MILAN — Matteo Marzotto’s lawyers during Friday’s tax trial hearing highlighted once again the defendant’s unwillingness to sell the Valentino brand in an attempt to underscore how removed he was from any tax evasion plan.
“Marzotto spoke to the press transparently,” said his lawyer Alessandra Mereu, quoting extracts from newspaper clips such as “I am keeping Valentino” and “I believe in this company.” Mereu said Marzotto’s stance also derived from pure economic reasons. “He knew it was not a deal to sell at the time, because he knew the company from within and knew how much bigger it could become. We pale if we look at the figures [now],” the lawyer said.
In 2014, Valentino sales totaled 664 million euros, or $883.1 million, and chief executive officer Stefano Sassi said in September last year that he was expecting to hit sales of one billion euros, or $1.1 billion, by the end of 2015.
The allegations involve the Marzotto family’s association with the sale of the Valentino Fashion Group to private equity fund Permira in May 2007 for more than 782 million euros. According to the indictment, taxes on the profit derived from the transaction were never paid in Italy.
Mereu said she “had a hard time finding objective traces” of Matteo Marzotto and his sister Diamante Marzotto linked to International Capital Growth, which the Italian tax police believe is a fictitious entity based in Luxembourg and managed in Milan, and allegedly created for the purpose of selling 29.9 percent of VFG. The siblings were indicted with other defendants for alleged omission of earnings declaration and tax evasion.
“Matteo Marzotto is totally absent from ICG, there are no signatures, no mails. The only episode is a letter from Nov. 28, 2006, from the administrator of ICG chastising Matteo about speaking up against the sale, urging him to avoid expressing his thoughts and reminding him that only the administrators were allowed to speak for ICG,” the lawyer said.
Mereu, speaking in response to prosecutor Gaetano Ruta’s remarks made in January, claimed his accusations came from “unfounded deductions” and an “alternative reconstruction of the issue.”
Her colleague Paolo Dé Capitani said Ruta “provided no proof” that ICG was a fictitious entity, “taking it as a given.” Mereu remarked that it was “perfectly legitimate to set ICG in Luxembourg. The law says it’s legitimate also with the goal of pursuing a tax saving.”
In any case, she said, ICG was an existing vehicle that Valentino shareholders Umberto Marzotto and Andrea Donà Dalle Rose suggested using, she added. “Matteo enters at a later date.
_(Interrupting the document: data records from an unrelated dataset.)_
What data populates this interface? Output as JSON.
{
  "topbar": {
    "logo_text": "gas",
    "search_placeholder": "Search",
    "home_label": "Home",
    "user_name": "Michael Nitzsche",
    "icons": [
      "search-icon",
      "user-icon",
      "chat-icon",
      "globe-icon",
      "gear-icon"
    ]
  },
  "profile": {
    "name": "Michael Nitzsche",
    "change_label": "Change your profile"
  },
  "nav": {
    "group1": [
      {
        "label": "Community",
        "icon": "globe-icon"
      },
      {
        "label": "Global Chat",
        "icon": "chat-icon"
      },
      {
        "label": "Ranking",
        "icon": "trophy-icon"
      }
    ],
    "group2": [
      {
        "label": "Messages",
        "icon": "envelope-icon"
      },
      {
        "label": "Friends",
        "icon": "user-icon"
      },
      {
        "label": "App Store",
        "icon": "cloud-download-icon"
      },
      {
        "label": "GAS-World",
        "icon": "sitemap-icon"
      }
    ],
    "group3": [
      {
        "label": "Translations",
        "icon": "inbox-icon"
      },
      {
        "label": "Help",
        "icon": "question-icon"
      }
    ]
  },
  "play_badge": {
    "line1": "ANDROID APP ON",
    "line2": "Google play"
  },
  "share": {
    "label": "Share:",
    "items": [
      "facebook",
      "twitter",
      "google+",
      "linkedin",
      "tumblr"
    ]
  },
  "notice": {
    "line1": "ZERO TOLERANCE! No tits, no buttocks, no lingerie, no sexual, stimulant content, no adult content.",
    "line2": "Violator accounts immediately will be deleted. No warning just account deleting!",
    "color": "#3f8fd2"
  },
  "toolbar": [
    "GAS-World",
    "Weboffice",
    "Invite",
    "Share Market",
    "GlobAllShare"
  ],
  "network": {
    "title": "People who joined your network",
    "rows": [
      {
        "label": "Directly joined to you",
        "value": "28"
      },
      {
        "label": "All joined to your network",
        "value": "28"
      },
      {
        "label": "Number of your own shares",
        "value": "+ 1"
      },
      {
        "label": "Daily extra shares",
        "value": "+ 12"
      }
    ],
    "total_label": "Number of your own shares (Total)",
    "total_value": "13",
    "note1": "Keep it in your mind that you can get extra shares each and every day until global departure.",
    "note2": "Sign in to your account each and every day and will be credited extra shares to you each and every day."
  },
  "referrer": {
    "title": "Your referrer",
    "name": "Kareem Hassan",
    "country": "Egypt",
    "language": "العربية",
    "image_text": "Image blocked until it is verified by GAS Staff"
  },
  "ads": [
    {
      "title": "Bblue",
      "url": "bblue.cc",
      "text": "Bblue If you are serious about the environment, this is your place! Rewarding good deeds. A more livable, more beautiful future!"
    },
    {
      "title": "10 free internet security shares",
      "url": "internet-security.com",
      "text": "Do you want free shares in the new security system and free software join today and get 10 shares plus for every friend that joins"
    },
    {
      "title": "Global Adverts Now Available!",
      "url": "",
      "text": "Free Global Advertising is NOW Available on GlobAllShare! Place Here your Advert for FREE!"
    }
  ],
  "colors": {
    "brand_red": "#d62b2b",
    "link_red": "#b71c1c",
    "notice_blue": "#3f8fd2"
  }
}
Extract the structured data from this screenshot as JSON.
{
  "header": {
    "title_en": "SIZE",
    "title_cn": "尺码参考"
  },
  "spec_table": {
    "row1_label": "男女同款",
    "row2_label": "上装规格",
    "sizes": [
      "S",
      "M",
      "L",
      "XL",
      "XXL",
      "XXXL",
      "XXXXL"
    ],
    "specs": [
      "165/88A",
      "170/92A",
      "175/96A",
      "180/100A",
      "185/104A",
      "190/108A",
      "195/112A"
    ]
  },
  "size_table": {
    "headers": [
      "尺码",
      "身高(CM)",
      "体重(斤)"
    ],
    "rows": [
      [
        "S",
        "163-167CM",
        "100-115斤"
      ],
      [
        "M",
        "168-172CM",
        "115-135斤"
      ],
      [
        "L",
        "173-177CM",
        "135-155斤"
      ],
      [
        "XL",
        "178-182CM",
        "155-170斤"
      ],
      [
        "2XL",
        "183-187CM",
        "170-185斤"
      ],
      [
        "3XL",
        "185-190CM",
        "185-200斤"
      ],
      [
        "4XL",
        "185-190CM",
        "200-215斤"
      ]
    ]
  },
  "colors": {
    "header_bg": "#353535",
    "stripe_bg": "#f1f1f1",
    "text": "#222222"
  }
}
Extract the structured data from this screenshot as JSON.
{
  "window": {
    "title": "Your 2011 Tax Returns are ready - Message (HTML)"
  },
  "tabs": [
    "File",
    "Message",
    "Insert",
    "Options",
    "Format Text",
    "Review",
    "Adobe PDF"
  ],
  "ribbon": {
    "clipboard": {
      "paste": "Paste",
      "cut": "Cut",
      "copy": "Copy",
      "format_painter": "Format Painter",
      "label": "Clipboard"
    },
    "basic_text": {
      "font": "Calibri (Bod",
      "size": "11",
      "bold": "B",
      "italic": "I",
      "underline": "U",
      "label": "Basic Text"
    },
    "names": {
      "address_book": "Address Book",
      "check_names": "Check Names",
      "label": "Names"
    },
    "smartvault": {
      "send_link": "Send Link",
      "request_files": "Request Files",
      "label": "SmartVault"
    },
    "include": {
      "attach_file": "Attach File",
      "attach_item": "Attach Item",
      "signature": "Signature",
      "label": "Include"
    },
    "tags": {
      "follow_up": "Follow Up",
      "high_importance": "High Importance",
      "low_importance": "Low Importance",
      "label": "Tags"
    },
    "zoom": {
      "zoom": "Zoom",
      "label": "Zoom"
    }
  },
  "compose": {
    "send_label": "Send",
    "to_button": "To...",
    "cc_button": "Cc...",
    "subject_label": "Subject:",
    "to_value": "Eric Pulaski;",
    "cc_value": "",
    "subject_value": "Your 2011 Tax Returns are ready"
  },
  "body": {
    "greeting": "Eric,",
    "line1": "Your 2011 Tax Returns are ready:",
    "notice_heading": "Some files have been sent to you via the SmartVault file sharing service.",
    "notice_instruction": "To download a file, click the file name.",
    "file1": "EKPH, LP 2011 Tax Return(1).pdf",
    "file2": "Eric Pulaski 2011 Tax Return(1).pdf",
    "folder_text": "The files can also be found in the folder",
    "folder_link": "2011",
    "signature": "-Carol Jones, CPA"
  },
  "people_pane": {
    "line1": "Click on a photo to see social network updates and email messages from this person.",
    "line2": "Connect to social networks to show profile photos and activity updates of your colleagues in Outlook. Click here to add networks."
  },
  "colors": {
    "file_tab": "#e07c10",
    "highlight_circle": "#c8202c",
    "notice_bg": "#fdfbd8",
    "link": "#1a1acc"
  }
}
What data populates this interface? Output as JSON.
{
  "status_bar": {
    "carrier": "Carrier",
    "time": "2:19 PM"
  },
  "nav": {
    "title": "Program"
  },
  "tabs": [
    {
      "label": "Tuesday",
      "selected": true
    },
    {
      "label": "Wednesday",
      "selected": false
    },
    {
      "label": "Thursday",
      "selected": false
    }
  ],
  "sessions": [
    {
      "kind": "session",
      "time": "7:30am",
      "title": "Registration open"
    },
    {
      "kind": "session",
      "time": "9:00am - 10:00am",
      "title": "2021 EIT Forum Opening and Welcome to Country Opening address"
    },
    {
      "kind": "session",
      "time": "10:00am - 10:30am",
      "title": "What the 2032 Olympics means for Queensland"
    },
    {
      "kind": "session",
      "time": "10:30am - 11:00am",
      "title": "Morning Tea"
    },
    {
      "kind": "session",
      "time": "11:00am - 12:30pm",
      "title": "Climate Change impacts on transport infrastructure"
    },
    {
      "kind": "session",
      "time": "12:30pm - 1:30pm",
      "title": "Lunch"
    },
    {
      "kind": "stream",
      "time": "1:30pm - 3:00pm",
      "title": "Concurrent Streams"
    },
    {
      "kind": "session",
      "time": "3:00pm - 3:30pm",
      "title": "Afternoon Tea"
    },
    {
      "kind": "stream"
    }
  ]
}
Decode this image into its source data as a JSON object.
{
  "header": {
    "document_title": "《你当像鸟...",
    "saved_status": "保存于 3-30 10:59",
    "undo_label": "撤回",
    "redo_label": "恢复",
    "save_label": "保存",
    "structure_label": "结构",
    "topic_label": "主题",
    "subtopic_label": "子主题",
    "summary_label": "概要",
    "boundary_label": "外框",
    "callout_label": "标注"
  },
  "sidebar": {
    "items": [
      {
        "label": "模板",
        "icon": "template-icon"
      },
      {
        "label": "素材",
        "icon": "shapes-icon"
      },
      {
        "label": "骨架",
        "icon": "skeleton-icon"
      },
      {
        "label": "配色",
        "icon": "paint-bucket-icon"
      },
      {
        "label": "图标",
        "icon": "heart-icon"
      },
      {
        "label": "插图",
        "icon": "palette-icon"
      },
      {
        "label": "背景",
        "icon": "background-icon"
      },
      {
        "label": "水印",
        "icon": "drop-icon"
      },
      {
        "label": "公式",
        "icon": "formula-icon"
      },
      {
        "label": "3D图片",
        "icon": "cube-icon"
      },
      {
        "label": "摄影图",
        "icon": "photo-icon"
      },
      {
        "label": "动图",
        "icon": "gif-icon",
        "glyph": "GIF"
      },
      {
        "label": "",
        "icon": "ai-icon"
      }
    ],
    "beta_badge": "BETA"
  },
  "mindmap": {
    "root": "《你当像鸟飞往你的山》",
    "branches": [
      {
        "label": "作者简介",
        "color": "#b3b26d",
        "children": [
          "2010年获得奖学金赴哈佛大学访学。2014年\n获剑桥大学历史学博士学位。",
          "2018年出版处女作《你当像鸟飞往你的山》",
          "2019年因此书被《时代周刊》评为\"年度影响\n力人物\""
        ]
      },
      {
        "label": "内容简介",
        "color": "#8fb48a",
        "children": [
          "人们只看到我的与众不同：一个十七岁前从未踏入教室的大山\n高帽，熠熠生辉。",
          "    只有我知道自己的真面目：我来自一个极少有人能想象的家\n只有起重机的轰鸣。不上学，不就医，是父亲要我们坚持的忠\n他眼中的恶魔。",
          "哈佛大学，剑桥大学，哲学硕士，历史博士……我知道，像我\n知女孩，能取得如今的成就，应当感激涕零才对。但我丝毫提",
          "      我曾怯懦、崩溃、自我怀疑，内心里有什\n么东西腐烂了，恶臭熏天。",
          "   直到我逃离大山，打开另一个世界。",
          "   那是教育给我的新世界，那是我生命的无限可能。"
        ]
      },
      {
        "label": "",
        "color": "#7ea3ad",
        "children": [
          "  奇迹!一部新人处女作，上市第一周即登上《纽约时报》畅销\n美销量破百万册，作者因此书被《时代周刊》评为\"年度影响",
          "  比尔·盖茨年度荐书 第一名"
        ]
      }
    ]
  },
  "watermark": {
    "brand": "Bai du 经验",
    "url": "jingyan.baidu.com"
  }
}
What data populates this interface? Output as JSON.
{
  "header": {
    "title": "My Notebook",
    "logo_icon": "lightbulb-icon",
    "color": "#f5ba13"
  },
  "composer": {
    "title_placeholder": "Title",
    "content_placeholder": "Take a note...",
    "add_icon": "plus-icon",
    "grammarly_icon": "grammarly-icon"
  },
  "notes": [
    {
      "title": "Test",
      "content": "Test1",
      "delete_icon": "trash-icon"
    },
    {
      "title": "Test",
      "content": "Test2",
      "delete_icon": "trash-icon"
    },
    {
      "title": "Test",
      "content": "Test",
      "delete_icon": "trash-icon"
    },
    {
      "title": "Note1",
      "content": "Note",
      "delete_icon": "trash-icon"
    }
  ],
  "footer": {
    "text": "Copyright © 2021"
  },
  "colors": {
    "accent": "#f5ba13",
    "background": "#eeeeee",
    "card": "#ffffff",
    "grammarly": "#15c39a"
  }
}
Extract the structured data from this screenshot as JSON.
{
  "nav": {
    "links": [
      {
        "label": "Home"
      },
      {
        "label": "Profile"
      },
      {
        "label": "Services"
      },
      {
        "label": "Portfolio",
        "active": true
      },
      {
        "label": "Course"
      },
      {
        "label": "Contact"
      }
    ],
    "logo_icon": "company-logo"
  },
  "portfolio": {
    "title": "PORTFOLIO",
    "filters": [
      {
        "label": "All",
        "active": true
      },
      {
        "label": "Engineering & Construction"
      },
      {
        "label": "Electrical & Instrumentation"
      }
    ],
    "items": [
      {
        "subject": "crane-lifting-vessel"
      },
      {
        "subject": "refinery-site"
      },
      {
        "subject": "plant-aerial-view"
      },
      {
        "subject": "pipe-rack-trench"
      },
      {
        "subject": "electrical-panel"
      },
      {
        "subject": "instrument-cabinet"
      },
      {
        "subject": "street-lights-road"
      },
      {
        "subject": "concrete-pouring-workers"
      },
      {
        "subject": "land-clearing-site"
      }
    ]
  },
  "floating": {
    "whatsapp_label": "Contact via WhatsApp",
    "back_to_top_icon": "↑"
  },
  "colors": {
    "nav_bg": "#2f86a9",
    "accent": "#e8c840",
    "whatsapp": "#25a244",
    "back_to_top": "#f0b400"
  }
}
He had a passive role and there was no predetermination.”
Before the sale, Matteo Marzotto “felt protected” by the shareholders’ pact and ICG to contrast a takeover, for example, by former VFG chairman Antonio Favrin and shareholder Dario Segre through their vehicle Canova. The shareholders’ pact was inked precisely to avoid a sale, not for the purpose of tax evasion, said Mereu, adding that the Marzottos’ profits from the sale were channeled into Mediobanca’s Spafid, an Italian trust, which is “transparent” and is an Italian taxable entity.
Mereu underscored the “absence of contribution from either sibling” to the sale. Matteo Marzotto, for one, was in Rome negotiating the exit of founder Valentino Garavani and at the Cannes Film Festival during crucial days of the sale.
She also said there was “no proof beyond reasonable doubt” of any predetermined agreement between the subjects to avoid Italy’s tax rate. Once again, the lawyers quoted the sentence that acquitted Domenico Dolce and Stefano Gabbana of tax evasion.
At the end of last year, the defendants’ lawyers had requested the judge to acquit their clients, contending there was no case to answer. Ruta was seeking one year and four months in prison for the Marzottos and defendant Massimo Caputi.
The next hearing, with additional remarks from the defendants’ lawyers, is scheduled for Feb. 17 and could result in Judge Orsola De Cristofaro’s verdict.